◆ Problem to work on
Each record must appear in your answer exactly as it does below.

[Extracted data entries]
"""

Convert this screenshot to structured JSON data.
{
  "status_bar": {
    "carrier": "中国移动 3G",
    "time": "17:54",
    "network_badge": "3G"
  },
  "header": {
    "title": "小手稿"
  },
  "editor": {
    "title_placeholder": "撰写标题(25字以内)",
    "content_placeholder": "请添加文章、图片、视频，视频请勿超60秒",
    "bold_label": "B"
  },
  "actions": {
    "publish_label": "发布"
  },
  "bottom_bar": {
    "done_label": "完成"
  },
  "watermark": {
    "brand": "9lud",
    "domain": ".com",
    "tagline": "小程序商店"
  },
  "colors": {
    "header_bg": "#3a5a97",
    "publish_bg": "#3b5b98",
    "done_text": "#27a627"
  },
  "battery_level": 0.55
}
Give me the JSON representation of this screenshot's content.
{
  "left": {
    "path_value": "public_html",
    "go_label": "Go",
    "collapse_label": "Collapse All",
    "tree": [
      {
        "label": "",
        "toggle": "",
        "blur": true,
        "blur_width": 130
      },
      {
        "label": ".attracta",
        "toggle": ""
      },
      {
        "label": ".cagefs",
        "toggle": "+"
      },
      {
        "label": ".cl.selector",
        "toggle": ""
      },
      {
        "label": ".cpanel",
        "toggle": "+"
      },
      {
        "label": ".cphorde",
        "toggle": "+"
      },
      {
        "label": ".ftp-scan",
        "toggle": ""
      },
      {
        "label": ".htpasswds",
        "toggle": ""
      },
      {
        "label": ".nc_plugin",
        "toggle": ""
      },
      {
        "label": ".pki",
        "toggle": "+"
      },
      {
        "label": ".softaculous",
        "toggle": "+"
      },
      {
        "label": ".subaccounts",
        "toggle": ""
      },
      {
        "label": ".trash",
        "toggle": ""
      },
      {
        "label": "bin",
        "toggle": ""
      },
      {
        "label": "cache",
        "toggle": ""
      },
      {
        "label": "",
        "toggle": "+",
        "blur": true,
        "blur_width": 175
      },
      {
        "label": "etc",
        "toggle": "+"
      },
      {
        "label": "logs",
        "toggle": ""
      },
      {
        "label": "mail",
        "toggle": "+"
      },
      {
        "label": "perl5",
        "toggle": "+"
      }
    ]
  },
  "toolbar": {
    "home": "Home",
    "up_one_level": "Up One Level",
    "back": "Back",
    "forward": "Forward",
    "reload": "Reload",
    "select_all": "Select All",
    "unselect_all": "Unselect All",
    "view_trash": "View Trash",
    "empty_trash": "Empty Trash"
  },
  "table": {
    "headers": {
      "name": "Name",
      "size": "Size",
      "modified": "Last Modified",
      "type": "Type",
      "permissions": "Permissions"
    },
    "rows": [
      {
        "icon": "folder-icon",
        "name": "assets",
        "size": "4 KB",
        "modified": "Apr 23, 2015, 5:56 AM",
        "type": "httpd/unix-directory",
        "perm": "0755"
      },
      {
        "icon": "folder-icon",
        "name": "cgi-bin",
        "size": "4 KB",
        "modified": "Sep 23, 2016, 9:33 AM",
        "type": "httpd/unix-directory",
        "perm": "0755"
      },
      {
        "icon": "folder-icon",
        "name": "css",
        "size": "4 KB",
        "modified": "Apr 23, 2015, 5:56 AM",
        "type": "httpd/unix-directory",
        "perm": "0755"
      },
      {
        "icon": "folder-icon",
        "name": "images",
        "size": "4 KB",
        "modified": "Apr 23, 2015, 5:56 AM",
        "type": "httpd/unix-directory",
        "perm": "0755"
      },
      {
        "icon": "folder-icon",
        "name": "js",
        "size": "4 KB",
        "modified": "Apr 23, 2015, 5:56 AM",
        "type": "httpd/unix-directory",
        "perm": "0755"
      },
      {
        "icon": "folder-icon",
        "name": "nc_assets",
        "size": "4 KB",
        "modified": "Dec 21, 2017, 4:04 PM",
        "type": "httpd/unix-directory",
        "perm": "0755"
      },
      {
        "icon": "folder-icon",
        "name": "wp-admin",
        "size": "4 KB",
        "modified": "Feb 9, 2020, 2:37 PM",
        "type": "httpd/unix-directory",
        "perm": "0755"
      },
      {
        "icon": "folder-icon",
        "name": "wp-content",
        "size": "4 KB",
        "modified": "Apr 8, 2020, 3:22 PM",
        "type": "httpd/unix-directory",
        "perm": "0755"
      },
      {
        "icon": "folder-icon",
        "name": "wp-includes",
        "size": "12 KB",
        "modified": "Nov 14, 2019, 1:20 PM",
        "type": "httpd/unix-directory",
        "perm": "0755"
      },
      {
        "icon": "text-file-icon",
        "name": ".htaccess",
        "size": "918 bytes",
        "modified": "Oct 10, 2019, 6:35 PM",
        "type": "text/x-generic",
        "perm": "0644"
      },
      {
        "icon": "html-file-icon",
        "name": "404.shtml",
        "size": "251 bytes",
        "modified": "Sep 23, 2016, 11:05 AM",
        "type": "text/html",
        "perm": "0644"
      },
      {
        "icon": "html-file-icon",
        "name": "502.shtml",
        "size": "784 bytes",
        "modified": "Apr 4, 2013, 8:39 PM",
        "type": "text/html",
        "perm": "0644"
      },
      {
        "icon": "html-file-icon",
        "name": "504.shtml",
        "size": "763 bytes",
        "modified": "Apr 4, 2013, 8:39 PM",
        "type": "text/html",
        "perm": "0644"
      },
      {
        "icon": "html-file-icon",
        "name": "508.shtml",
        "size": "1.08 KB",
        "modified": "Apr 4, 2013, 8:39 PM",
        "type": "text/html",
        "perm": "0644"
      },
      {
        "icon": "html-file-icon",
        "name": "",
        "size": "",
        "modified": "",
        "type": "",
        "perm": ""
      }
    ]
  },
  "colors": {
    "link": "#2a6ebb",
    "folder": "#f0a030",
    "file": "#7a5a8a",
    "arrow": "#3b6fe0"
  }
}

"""

◆ Result of the task
Convert this screenshot to structured JSON data.
{
  "status_bar": {
    "carrier": "中国移动 3G",
    "time": "17:54",
    "network_badge": "3G"
  },
  "header": {
    "title": "小手稿"
  },
  "editor": {
    "title_placeholder": "撰写标题(25字以内)",
    "content_placeholder": "请添加文章、图片、视频，视频请勿超60秒",
    "bold_label": "B"
  },
  "actions": {
    "publish_label": "发布"
  },
  "bottom_bar": {
    "done_label": "完成"
  },
  "watermark": {
    "brand": "9lud",
    "domain": ".com",
    "tagline": "小程序商店"
  },
  "colors": {
    "header_bg": "#3a5a97",
    "publish_bg": "#3b5b98",
    "done_text": "#27a627"
  },
  "battery_level": 0.55
}
Give me the JSON representation of this screenshot's content.
{
  "left": {
    "path_value": "public_html",
    "go_label": "Go",
    "collapse_label": "Collapse All",
    "tree": [
      {
        "label": "",
        "toggle": "",
        "blur": true,
        "blur_width": 130
      },
      {
        "label": ".attracta",
        "toggle": ""
      },
      {
        "label": ".cagefs",
        "toggle": "+"
      },
      {
        "label": ".cl.selector",
        "toggle": ""
      },
      {
        "label": ".cpanel",
        "toggle": "+"
      },
      {
        "label": ".cphorde",
        "toggle": "+"
      },
      {
        "label": ".ftp-scan",
        "toggle": ""
      },
      {
        "label": ".htpasswds",
        "toggle": ""
      },
      {
        "label": ".nc_plugin",
        "toggle": ""
      },
      {
        "label": ".pki",
        "toggle": "+"
      },
      {
        "label": ".softaculous",
        "toggle": "+"
      },
      {
        "label": ".subaccounts",
        "toggle": ""
      },
      {
        "label": ".trash",
        "toggle": ""
      },
      {
        "label": "bin",
        "toggle": ""
      },
      {
        "label": "cache",
        "toggle": ""
      },
      {
        "label": "",
        "toggle": "+",
        "blur": true,
        "blur_width": 175
      },
      {
        "label": "etc",
        "toggle": "+"
      },
      {
        "label": "logs",
        "toggle": ""
      },
      {
        "label": "mail",
        "toggle": "+"
      },
      {
        "label": "perl5",
        "toggle": "+"
      }
    ]
  },
  "toolbar": {
    "home": "Home",
    "up_one_level": "Up One Level",
    "back": "Back",
    "forward": "Forward",
    "reload": "Reload",
    "select_all": "Select All",
    "unselect_all": "Unselect All",
    "view_trash": "View Trash",
    "empty_trash": "Empty Trash"
  },
  "table": {
    "headers": {
      "name": "Name",
      "size": "Size",
      "modified": "Last Modified",
      "type": "Type",
      "permissions": "Permissions"
    },
    "rows": [
      {
        "icon": "folder-icon",
        "name": "assets",
        "size": "4 KB",
        "modified": "Apr 23, 2015, 5:56 AM",
        "type": "httpd/unix-directory",
        "perm": "0755"
      },
      {
        "icon": "folder-icon",
        "name": "cgi-bin",
        "size": "4 KB",
        "modified": "Sep 23, 2016, 9:33 AM",
        "type": "httpd/unix-directory",
        "perm": "0755"
      },
      {
        "icon": "folder-icon",
        "name": "css",
        "size": "4 KB",
        "modified": "Apr 23, 2015, 5:56 AM",
        "type": "httpd/unix-directory",
        "perm": "0755"
      },
      {
        "icon": "folder-icon",
        "name": "images",
        "size": "4 KB",
        "modified": "Apr 23, 2015, 5:56 AM",
        "type": "httpd/unix-directory",
        "perm": "0755"
      },
      {
        "icon": "folder-icon",
        "name": "js",
        "size": "4 KB",
        "modified": "Apr 23, 2015, 5:56 AM",
        "type": "httpd/unix-directory",
        "perm": "0755"
      },
      {
        "icon": "folder-icon",
        "name": "nc_assets",
        "size": "4 KB",
        "modified": "Dec 21, 2017, 4:04 PM",
        "type": "httpd/unix-directory",
        "perm": "0755"
      },
      {
        "icon": "folder-icon",
        "name": "wp-admin",
        "size": "4 KB",
        "modified": "Feb 9, 2020, 2:37 PM",
        "type": "httpd/unix-directory",
        "perm": "0755"
      },
      {
        "icon": "folder-icon",
        "name": "wp-content",
        "size": "4 KB",
        "modified": "Apr 8, 2020, 3:22 PM",
        "type": "httpd/unix-directory",
        "perm": "0755"
      },
      {
        "icon": "folder-icon",
        "name": "wp-includes",
        "size": "12 KB",
        "modified": "Nov 14, 2019, 1:20 PM",
        "type": "httpd/unix-directory",
        "perm": "0755"
      },
      {
        "icon": "text-file-icon",
        "name": ".htaccess",
        "size": "918 bytes",
        "modified": "Oct 10, 2019, 6:35 PM",
        "type": "text/x-generic",
        "perm": "0644"
      },
      {
        "icon": "html-file-icon",
        "name": "404.shtml",
        "size": "251 bytes",
        "modified": "Sep 23, 2016, 11:05 AM",
        "type": "text/html",
        "perm": "0644"
      },
      {
        "icon": "html-file-icon",
        "name": "502.shtml",
        "size": "784 bytes",
        "modified": "Apr 4, 2013, 8:39 PM",
        "type": "text/html",
        "perm": "0644"
      },
      {
        "icon": "html-file-icon",
        "name": "504.shtml",
        "size": "763 bytes",
        "modified": "Apr 4, 2013, 8:39 PM",
        "type": "text/html",
        "perm": "0644"
      },
      {
        "icon": "html-file-icon",
        "name": "508.shtml",
        "size": "1.08 KB",
        "modified": "Apr 4, 2013, 8:39 PM",
        "type": "text/html",
        "perm": "0644"
      },
      {
        "icon": "html-file-icon",
        "name": "",
        "size": "",
        "modified": "",
        "type": "",
        "perm": ""
      }
    ]
  },
  "colors": {
    "link": "#2a6ebb",
    "folder": "#f0a030",
    "file": "#7a5a8a",
    "arrow": "#3b6fe0"
  }
}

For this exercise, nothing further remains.